Starting at the line that contains "Read all visible content and emit it as JSON.", reproduce every line through the end of the entries below, with no pictures in the copy.

▶ Data extracts
+ + + + +
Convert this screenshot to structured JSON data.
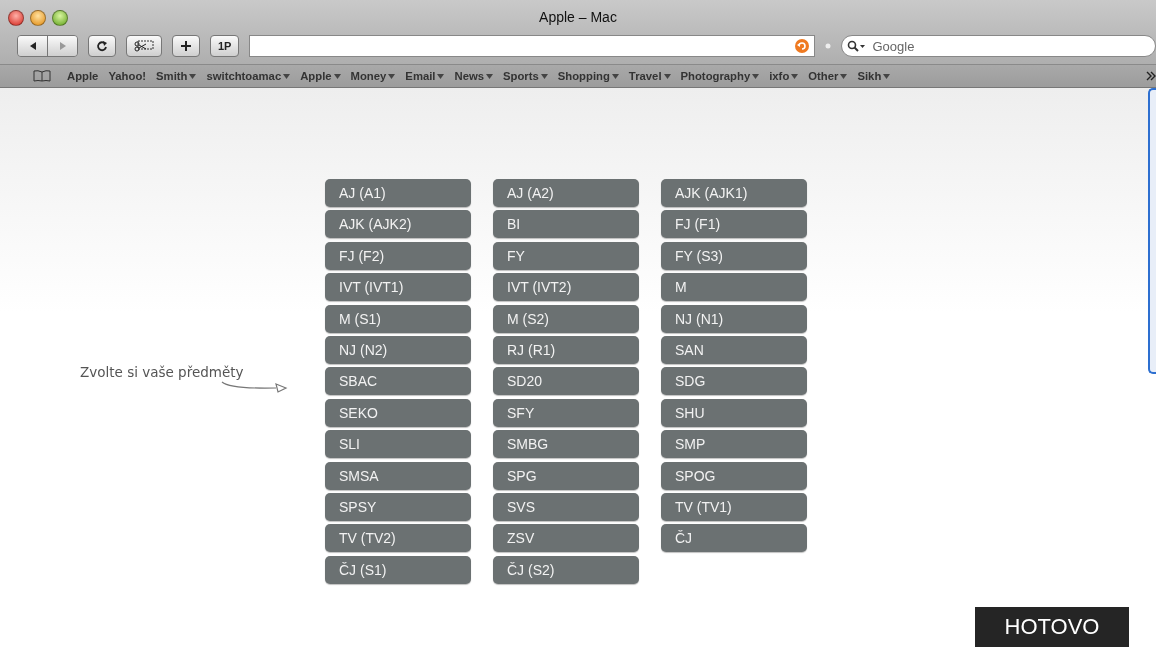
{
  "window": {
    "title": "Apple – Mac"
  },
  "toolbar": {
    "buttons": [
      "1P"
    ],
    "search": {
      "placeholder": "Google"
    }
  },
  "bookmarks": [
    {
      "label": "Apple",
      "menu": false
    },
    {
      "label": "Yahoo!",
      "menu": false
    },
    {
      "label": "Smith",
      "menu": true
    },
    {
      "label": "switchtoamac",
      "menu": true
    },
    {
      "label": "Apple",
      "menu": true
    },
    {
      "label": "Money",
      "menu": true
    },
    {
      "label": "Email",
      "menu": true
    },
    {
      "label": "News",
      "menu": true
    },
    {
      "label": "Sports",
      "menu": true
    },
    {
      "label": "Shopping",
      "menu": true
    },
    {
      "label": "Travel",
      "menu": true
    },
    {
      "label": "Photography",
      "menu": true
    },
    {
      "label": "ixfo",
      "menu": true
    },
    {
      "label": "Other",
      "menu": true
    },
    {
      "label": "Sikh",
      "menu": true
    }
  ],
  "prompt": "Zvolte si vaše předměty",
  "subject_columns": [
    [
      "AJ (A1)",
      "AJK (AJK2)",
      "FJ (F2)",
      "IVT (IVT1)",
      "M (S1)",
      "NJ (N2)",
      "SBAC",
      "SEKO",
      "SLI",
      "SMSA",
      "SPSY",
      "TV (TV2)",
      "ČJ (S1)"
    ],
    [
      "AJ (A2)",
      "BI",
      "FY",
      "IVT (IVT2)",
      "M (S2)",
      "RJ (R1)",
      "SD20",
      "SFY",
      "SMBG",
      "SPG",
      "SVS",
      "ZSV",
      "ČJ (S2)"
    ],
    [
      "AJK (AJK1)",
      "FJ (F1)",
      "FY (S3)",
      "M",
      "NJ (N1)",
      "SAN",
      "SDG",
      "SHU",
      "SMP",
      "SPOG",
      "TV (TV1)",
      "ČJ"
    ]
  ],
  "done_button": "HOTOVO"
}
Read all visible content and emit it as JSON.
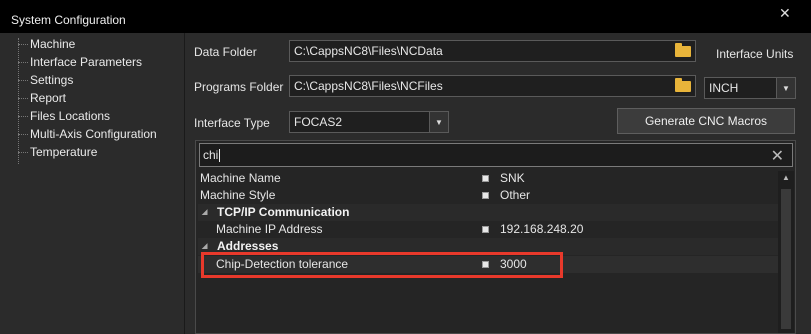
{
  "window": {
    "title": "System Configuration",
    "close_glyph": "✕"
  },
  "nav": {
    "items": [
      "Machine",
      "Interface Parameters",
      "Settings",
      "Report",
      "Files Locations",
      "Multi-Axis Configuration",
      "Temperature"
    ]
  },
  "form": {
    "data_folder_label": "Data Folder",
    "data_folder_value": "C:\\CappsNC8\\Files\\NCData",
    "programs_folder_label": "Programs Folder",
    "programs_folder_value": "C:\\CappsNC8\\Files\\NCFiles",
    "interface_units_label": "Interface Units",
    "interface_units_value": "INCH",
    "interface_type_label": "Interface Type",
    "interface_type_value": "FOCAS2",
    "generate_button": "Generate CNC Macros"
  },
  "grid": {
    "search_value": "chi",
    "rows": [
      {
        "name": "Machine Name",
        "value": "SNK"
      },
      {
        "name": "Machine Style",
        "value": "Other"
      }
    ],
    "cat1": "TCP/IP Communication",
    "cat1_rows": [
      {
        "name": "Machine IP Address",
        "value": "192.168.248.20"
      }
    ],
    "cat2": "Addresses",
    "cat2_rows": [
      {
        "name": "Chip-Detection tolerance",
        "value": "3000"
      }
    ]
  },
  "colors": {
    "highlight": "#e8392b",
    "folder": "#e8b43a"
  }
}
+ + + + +
▶ Answer to the exercise
Read all visible content and emit it as JSON.
{
  "window": {
    "title": "System Configuration",
    "close_glyph": "✕"
  },
  "nav": {
    "items": [
      "Machine",
      "Interface Parameters",
      "Settings",
      "Report",
      "Files Locations",
      "Multi-Axis Configuration",
      "Temperature"
    ]
  },
  "form": {
    "data_folder_label": "Data Folder",
    "data_folder_value": "C:\\CappsNC8\\Files\\NCData",
    "programs_folder_label": "Programs Folder",
    "programs_folder_value": "C:\\CappsNC8\\Files\\NCFiles",
    "interface_units_label": "Interface Units",
    "interface_units_value": "INCH",
    "interface_type_label": "Interface Type",
    "interface_type_value": "FOCAS2",
    "generate_button": "Generate CNC Macros"
  },
  "grid": {
    "search_value": "chi",
    "rows": [
      {
        "name": "Machine Name",
        "value": "SNK"
      },
      {
        "name": "Machine Style",
        "value": "Other"
      }
    ],
    "cat1": "TCP/IP Communication",
    "cat1_rows": [
      {
        "name": "Machine IP Address",
        "value": "192.168.248.20"
      }
    ],
    "cat2": "Addresses",
    "cat2_rows": [
      {
        "name": "Chip-Detection tolerance",
        "value": "3000"
      }
    ]
  },
  "colors": {
    "highlight": "#e8392b",
    "folder": "#e8b43a"
  }
}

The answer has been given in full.